__EXERCISE AIM__. When a line of the records below contains the string "title", copy that whole line.

▶

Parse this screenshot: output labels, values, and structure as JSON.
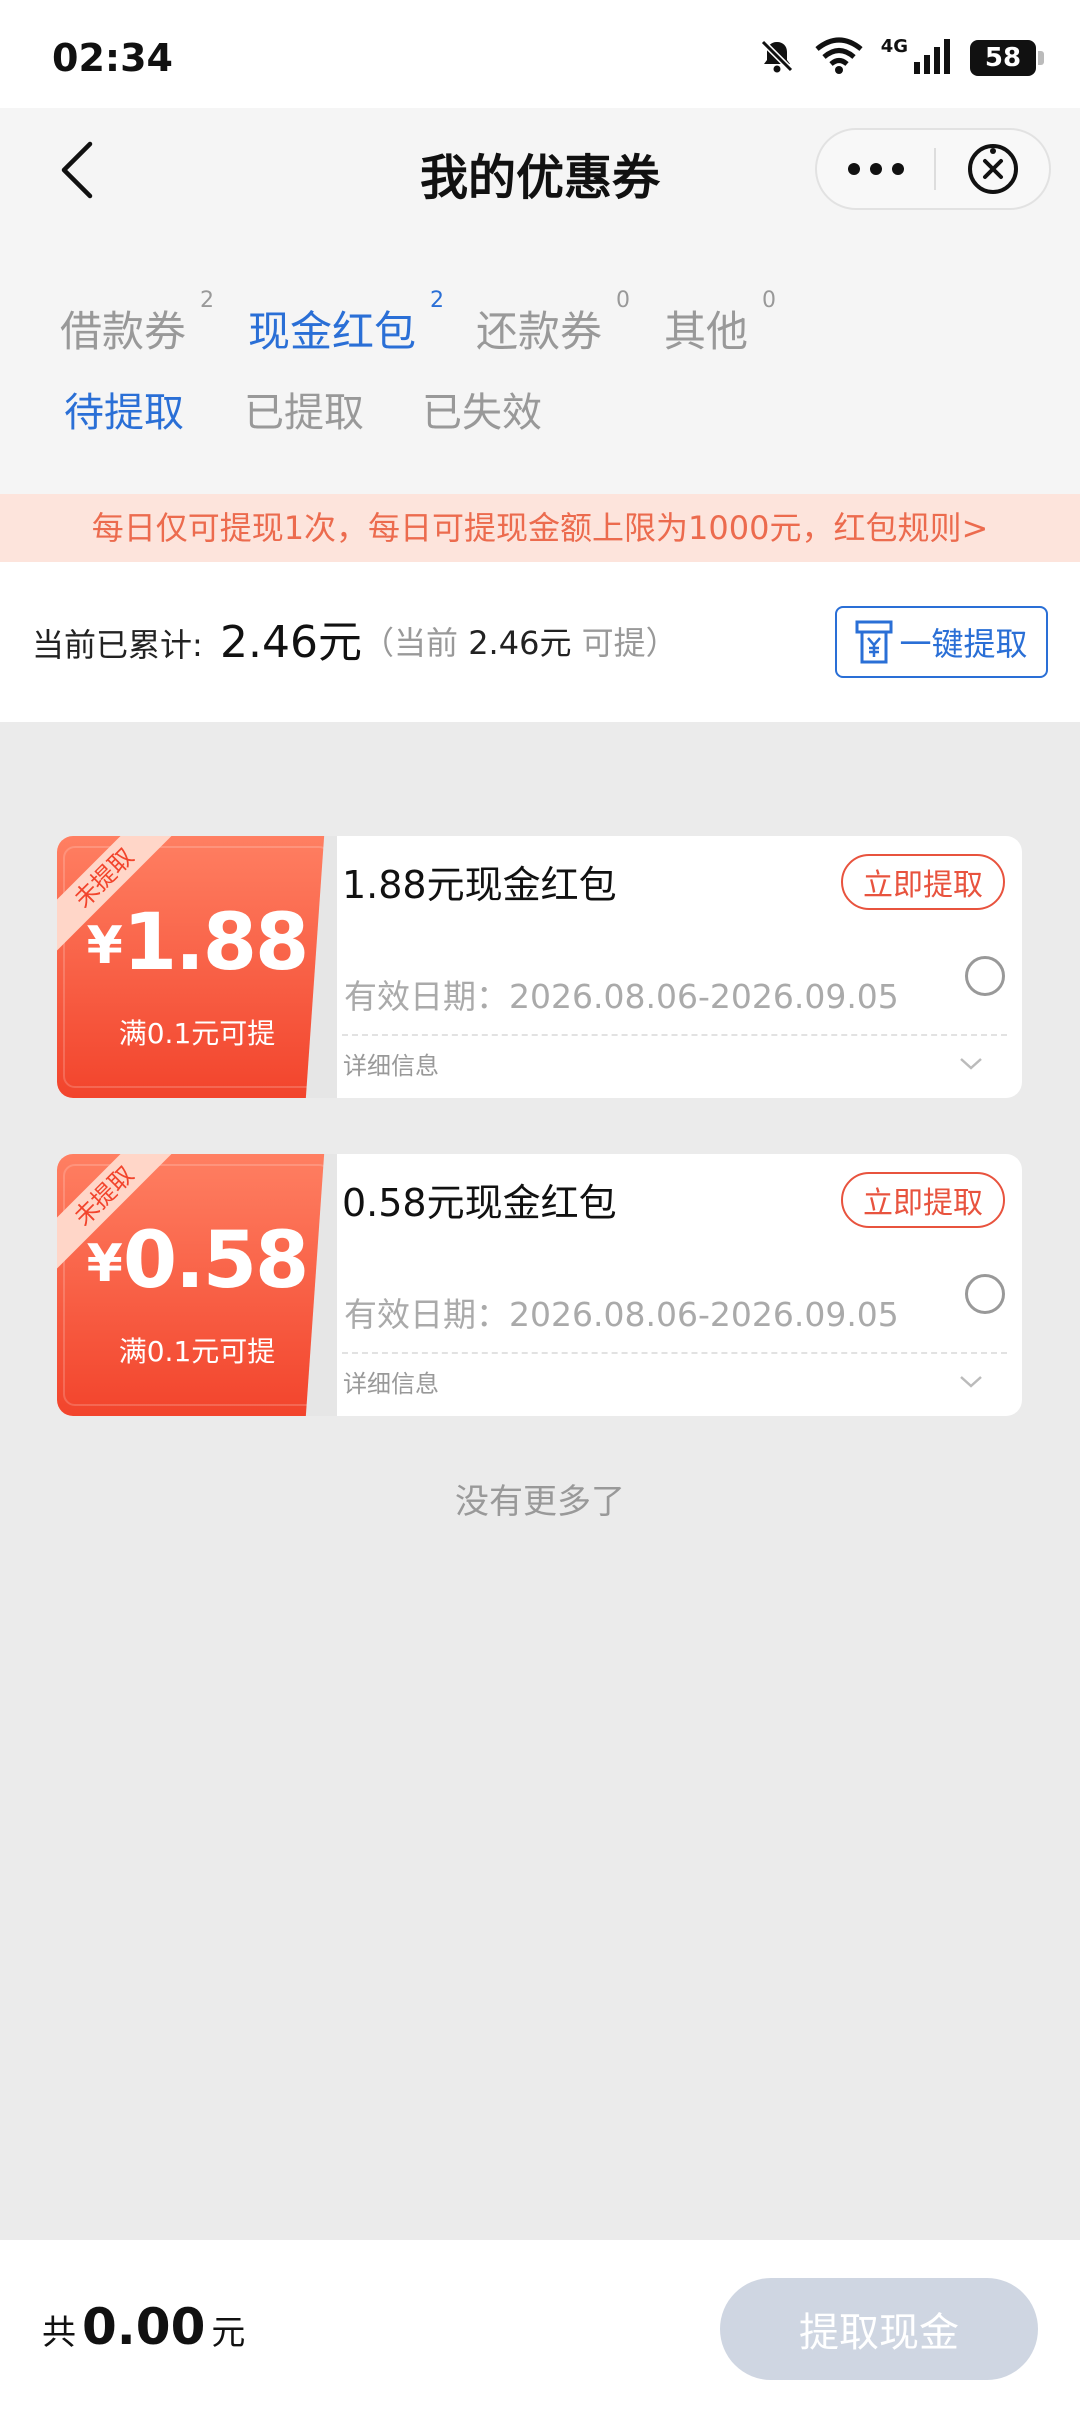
{
  "status_bar": {
    "time": "02:34",
    "network": "4G",
    "battery": "58"
  },
  "header": {
    "title": "我的优惠券",
    "more_icon": "more-dots-icon",
    "close_icon": "close-circle-icon",
    "back_icon": "chevron-left-icon"
  },
  "tabs": [
    {
      "label": "借款券",
      "count": "2",
      "active": false
    },
    {
      "label": "现金红包",
      "count": "2",
      "active": true
    },
    {
      "label": "还款券",
      "count": "0",
      "active": false
    },
    {
      "label": "其他",
      "count": "0",
      "active": false
    }
  ],
  "subtabs": [
    {
      "label": "待提取",
      "active": true
    },
    {
      "label": "已提取",
      "active": false
    },
    {
      "label": "已失效",
      "active": false
    }
  ],
  "notice": "每日仅可提现1次，每日可提现金额上限为1000元，红包规则>",
  "summary": {
    "label": "当前已累计:",
    "value": "2.46元",
    "note_prefix": "（当前",
    "note_value": "2.46元",
    "note_suffix": "可提）",
    "withdraw_all_label": "一键提取"
  },
  "coupons": [
    {
      "ribbon": "未提取",
      "currency": "¥",
      "amount": "1.88",
      "condition": "满0.1元可提",
      "title": "1.88元现金红包",
      "claim_label": "立即提取",
      "validity": "有效日期：2026.08.06-2026.09.05",
      "detail": "详细信息"
    },
    {
      "ribbon": "未提取",
      "currency": "¥",
      "amount": "0.58",
      "condition": "满0.1元可提",
      "title": "0.58元现金红包",
      "claim_label": "立即提取",
      "validity": "有效日期：2026.08.06-2026.09.05",
      "detail": "详细信息"
    }
  ],
  "end_text": "没有更多了",
  "footer": {
    "total_prefix": "共",
    "total_value": "0.00",
    "total_unit": "元",
    "cash_button": "提取现金"
  },
  "colors": {
    "accent_blue": "#2a6fd6",
    "coupon_red": "#f2442c",
    "notice_bg": "#fde4dc",
    "disabled_button": "#cfd6e2"
  }
}
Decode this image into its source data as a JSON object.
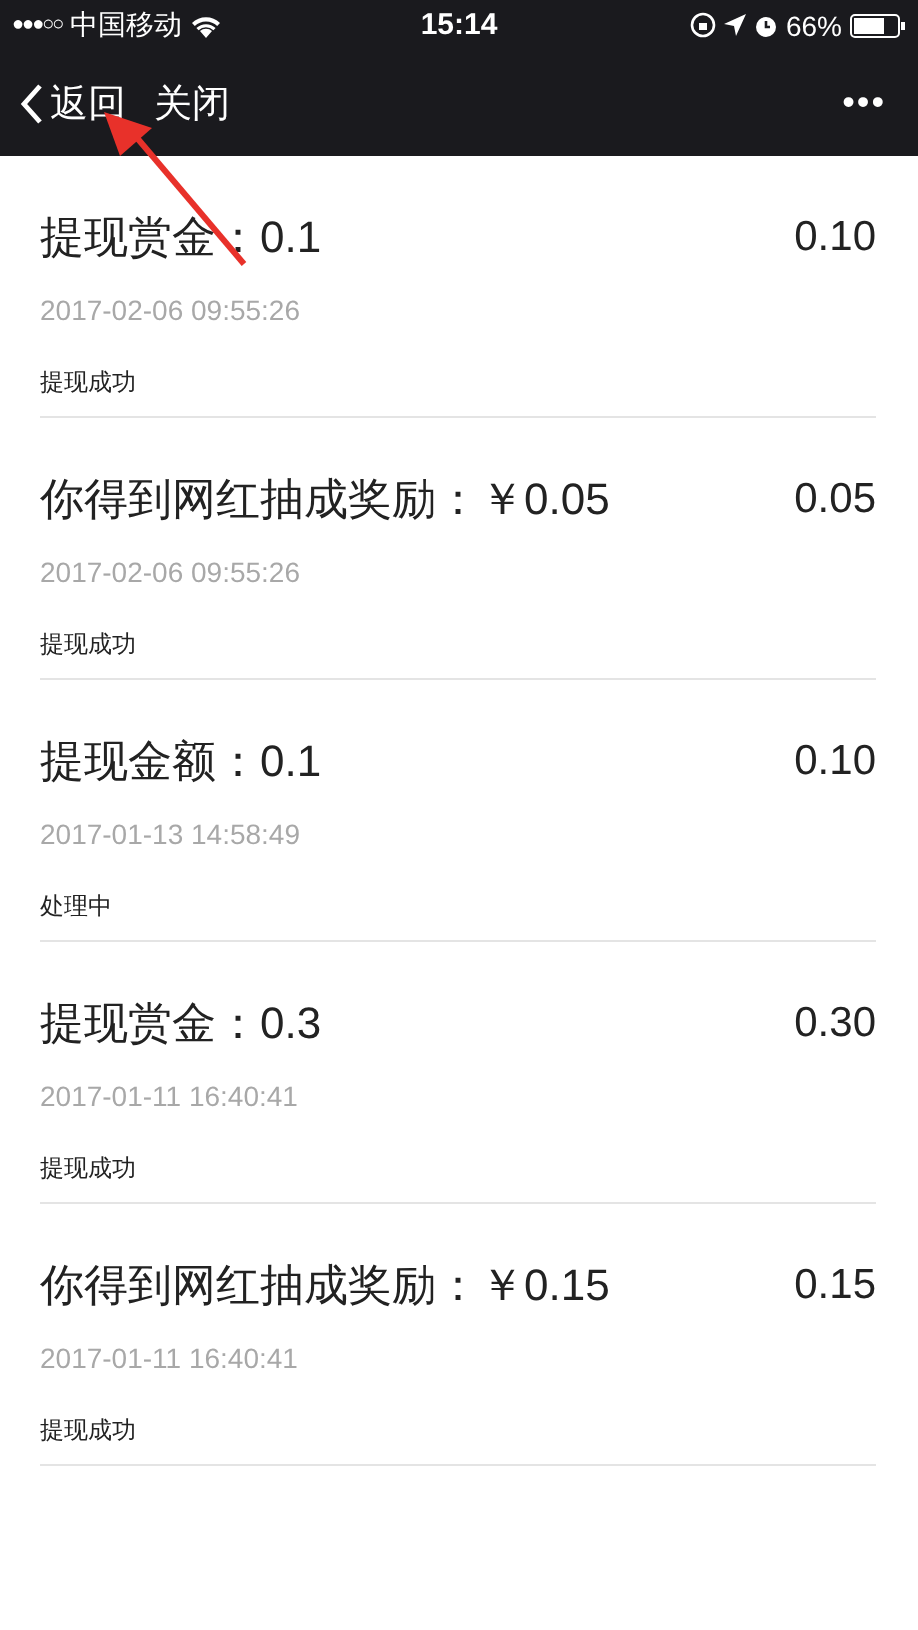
{
  "status_bar": {
    "signal": "●●●○○",
    "carrier": "中国移动",
    "time": "15:14",
    "battery": "66%"
  },
  "nav": {
    "back": "返回",
    "close": "关闭",
    "more": "•••"
  },
  "records": [
    {
      "title": "提现赏金：0.1",
      "time": "2017-02-06 09:55:26",
      "status": "提现成功",
      "amount": "0.10"
    },
    {
      "title": "你得到网红抽成奖励：￥0.05",
      "time": "2017-02-06 09:55:26",
      "status": "提现成功",
      "amount": "0.05"
    },
    {
      "title": "提现金额：0.1",
      "time": "2017-01-13 14:58:49",
      "status": "处理中",
      "amount": "0.10"
    },
    {
      "title": "提现赏金：0.3",
      "time": "2017-01-11 16:40:41",
      "status": "提现成功",
      "amount": "0.30"
    },
    {
      "title": "你得到网红抽成奖励：￥0.15",
      "time": "2017-01-11 16:40:41",
      "status": "提现成功",
      "amount": "0.15"
    }
  ]
}
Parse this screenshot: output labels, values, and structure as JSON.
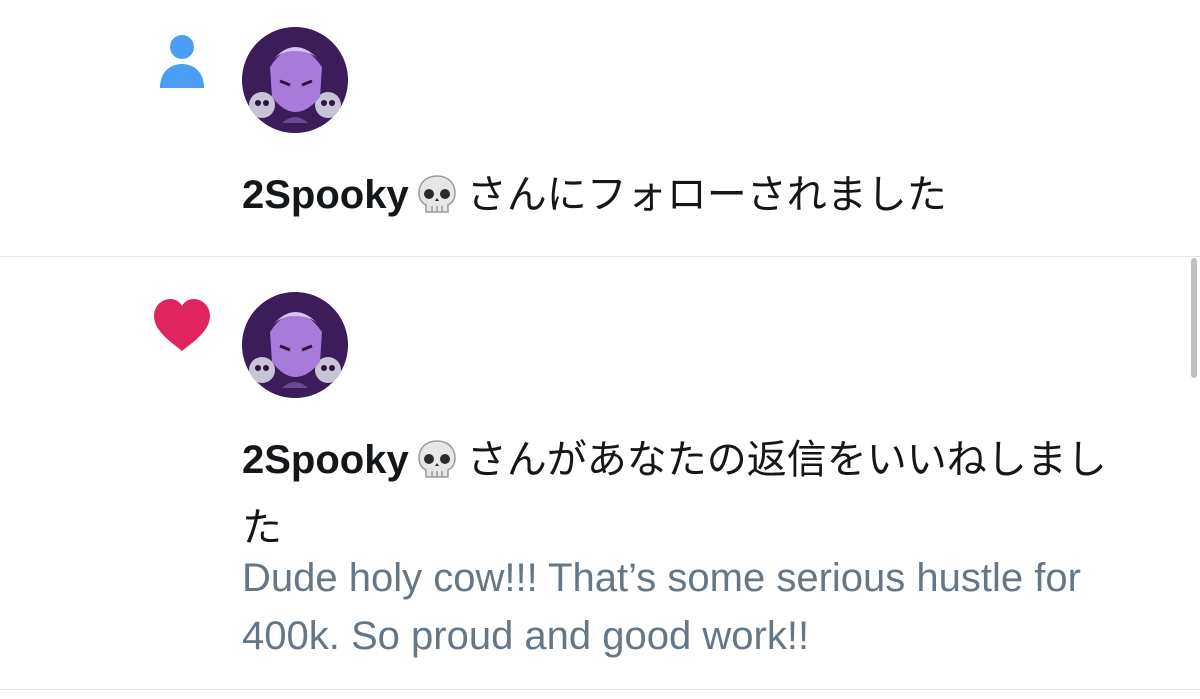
{
  "notifications": [
    {
      "type_icon": "person-icon",
      "icon_color": "#4a9ff5",
      "username": "2Spooky",
      "username_emoji": "skull-emoji",
      "action_text": "さんにフォローされました",
      "reply_preview": ""
    },
    {
      "type_icon": "heart-icon",
      "icon_color": "#e0245e",
      "username": "2Spooky",
      "username_emoji": "skull-emoji",
      "action_text": "さんがあなたの返信をいいねしました",
      "reply_preview": "Dude holy cow!!! That’s some serious hustle for 400k. So proud and good work!!"
    }
  ],
  "colors": {
    "text_primary": "#14171a",
    "text_secondary": "#657786",
    "divider": "#e1e8ed"
  }
}
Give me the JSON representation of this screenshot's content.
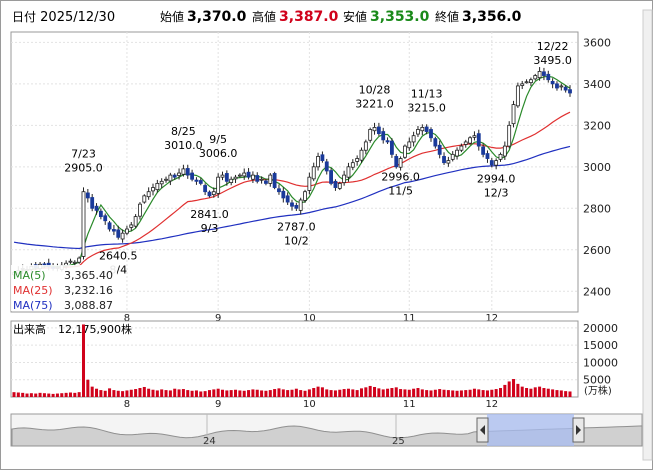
{
  "header": {
    "date_label": "日付",
    "date": "2025/12/30",
    "open_label": "始値",
    "open": "3,370.0",
    "high_label": "高値",
    "high": "3,387.0",
    "low_label": "安値",
    "low": "3,353.0",
    "close_label": "終値",
    "close": "3,356.0"
  },
  "colors": {
    "up": "#d0021b",
    "down": "#1a3a9a",
    "ma5": "#2a8a2a",
    "ma25": "#e03030",
    "ma75": "#2030c0",
    "volume": "#d0021b",
    "nav": "#8aa0e0"
  },
  "legend": [
    {
      "label": "MA(5)",
      "value": "3,365.40",
      "color": "#2a8a2a"
    },
    {
      "label": "MA(25)",
      "value": "3,232.16",
      "color": "#e03030"
    },
    {
      "label": "MA(75)",
      "value": "3,088.87",
      "color": "#2030c0"
    }
  ],
  "volume_label": "出来高",
  "volume_value": "12,175,900株",
  "volume_unit": "(万株)",
  "nav_labels": [
    "24",
    "25"
  ],
  "chart_data": [
    {
      "type": "candlestick",
      "y_ticks": [
        2400,
        2600,
        2800,
        3000,
        3200,
        3400,
        3600
      ],
      "ylim": [
        2300,
        3650
      ],
      "x_month_labels": [
        {
          "label": "8",
          "day": 26
        },
        {
          "label": "9",
          "day": 47
        },
        {
          "label": "10",
          "day": 68
        },
        {
          "label": "11",
          "day": 91
        },
        {
          "label": "12",
          "day": 110
        }
      ],
      "annotations": [
        {
          "label": "7/23",
          "value": "2905.0",
          "day": 16,
          "pos": "above"
        },
        {
          "label": "8/4",
          "value": "2640.5",
          "day": 24,
          "pos": "below"
        },
        {
          "label": "8/25",
          "value": "3010.0",
          "day": 39,
          "pos": "above"
        },
        {
          "label": "9/3",
          "value": "2841.0",
          "day": 45,
          "pos": "below"
        },
        {
          "label": "9/5",
          "value": "3006.0",
          "day": 47,
          "pos": "above"
        },
        {
          "label": "10/2",
          "value": "2787.0",
          "day": 65,
          "pos": "below"
        },
        {
          "label": "10/28",
          "value": "3221.0",
          "day": 83,
          "pos": "above"
        },
        {
          "label": "11/5",
          "value": "2996.0",
          "day": 89,
          "pos": "below"
        },
        {
          "label": "11/13",
          "value": "3215.0",
          "day": 95,
          "pos": "above"
        },
        {
          "label": "12/3",
          "value": "2994.0",
          "day": 111,
          "pos": "below"
        },
        {
          "label": "12/22",
          "value": "3495.0",
          "day": 124,
          "pos": "above"
        }
      ],
      "closes": [
        2490,
        2500,
        2510,
        2505,
        2520,
        2515,
        2530,
        2525,
        2520,
        2510,
        2515,
        2525,
        2535,
        2545,
        2540,
        2560,
        2880,
        2850,
        2800,
        2790,
        2760,
        2740,
        2700,
        2690,
        2660,
        2680,
        2700,
        2720,
        2760,
        2820,
        2860,
        2880,
        2900,
        2920,
        2930,
        2940,
        2960,
        2950,
        2970,
        2990,
        2960,
        2940,
        2930,
        2920,
        2880,
        2860,
        2880,
        2950,
        2960,
        2930,
        2940,
        2950,
        2960,
        2970,
        2950,
        2960,
        2930,
        2940,
        2920,
        2960,
        2900,
        2880,
        2850,
        2830,
        2810,
        2800,
        2840,
        2880,
        2950,
        3000,
        3050,
        3030,
        2980,
        2920,
        2900,
        2920,
        2960,
        3000,
        3020,
        3040,
        3080,
        3120,
        3180,
        3190,
        3160,
        3130,
        3120,
        3060,
        3000,
        3040,
        3100,
        3120,
        3150,
        3180,
        3190,
        3170,
        3140,
        3100,
        3060,
        3020,
        3030,
        3060,
        3080,
        3100,
        3120,
        3140,
        3150,
        3100,
        3060,
        3040,
        3010,
        3030,
        3060,
        3100,
        3200,
        3300,
        3390,
        3400,
        3410,
        3420,
        3440,
        3460,
        3440,
        3420,
        3400,
        3380,
        3390,
        3370,
        3356
      ]
    },
    {
      "type": "bar",
      "name": "出来高",
      "y_ticks": [
        5000,
        10000,
        15000,
        20000
      ],
      "ylim": [
        0,
        22000
      ],
      "values": [
        1400,
        1300,
        1200,
        1000,
        1100,
        1000,
        1200,
        1100,
        1000,
        900,
        1000,
        1100,
        1200,
        1300,
        1200,
        1400,
        21000,
        5000,
        3000,
        2400,
        2000,
        1800,
        2500,
        2000,
        1800,
        1700,
        1900,
        2100,
        2300,
        2600,
        2900,
        2400,
        2100,
        1900,
        2200,
        2000,
        1900,
        2400,
        2200,
        2300,
        2000,
        1800,
        1900,
        1600,
        1700,
        2000,
        2200,
        2400,
        2100,
        1900,
        2000,
        2100,
        1900,
        1800,
        2000,
        2200,
        2100,
        1900,
        1800,
        2000,
        2300,
        2500,
        2200,
        2000,
        2100,
        2400,
        2000,
        1800,
        2200,
        2600,
        3000,
        2800,
        2200,
        2000,
        1900,
        2100,
        2300,
        2400,
        2200,
        2000,
        2500,
        2800,
        3200,
        2900,
        2500,
        2200,
        2400,
        2600,
        2800,
        2300,
        2200,
        2100,
        2400,
        2600,
        2200,
        2000,
        1900,
        2100,
        2300,
        2100,
        2000,
        1900,
        1800,
        1900,
        2000,
        2100,
        2400,
        2200,
        2000,
        1900,
        2100,
        2300,
        2600,
        3500,
        4500,
        5200,
        3800,
        3000,
        2600,
        2400,
        2800,
        3000,
        2600,
        2400,
        2200,
        2000,
        1900,
        1700,
        1600
      ]
    }
  ]
}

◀

__RESULT BELOW__.
    "title": "我的优惠券",
      "title": "1.88元现金红包",
      "title": "0.58元现金红包",
      "title": "提现赏金：0.1",
      "title": "你得到网红抽成奖励：￥0.05",
      "title": "提现金额：0.1",
      "title": "提现赏金：0.3",
      "title": "你得到网红抽成奖励：￥0.15",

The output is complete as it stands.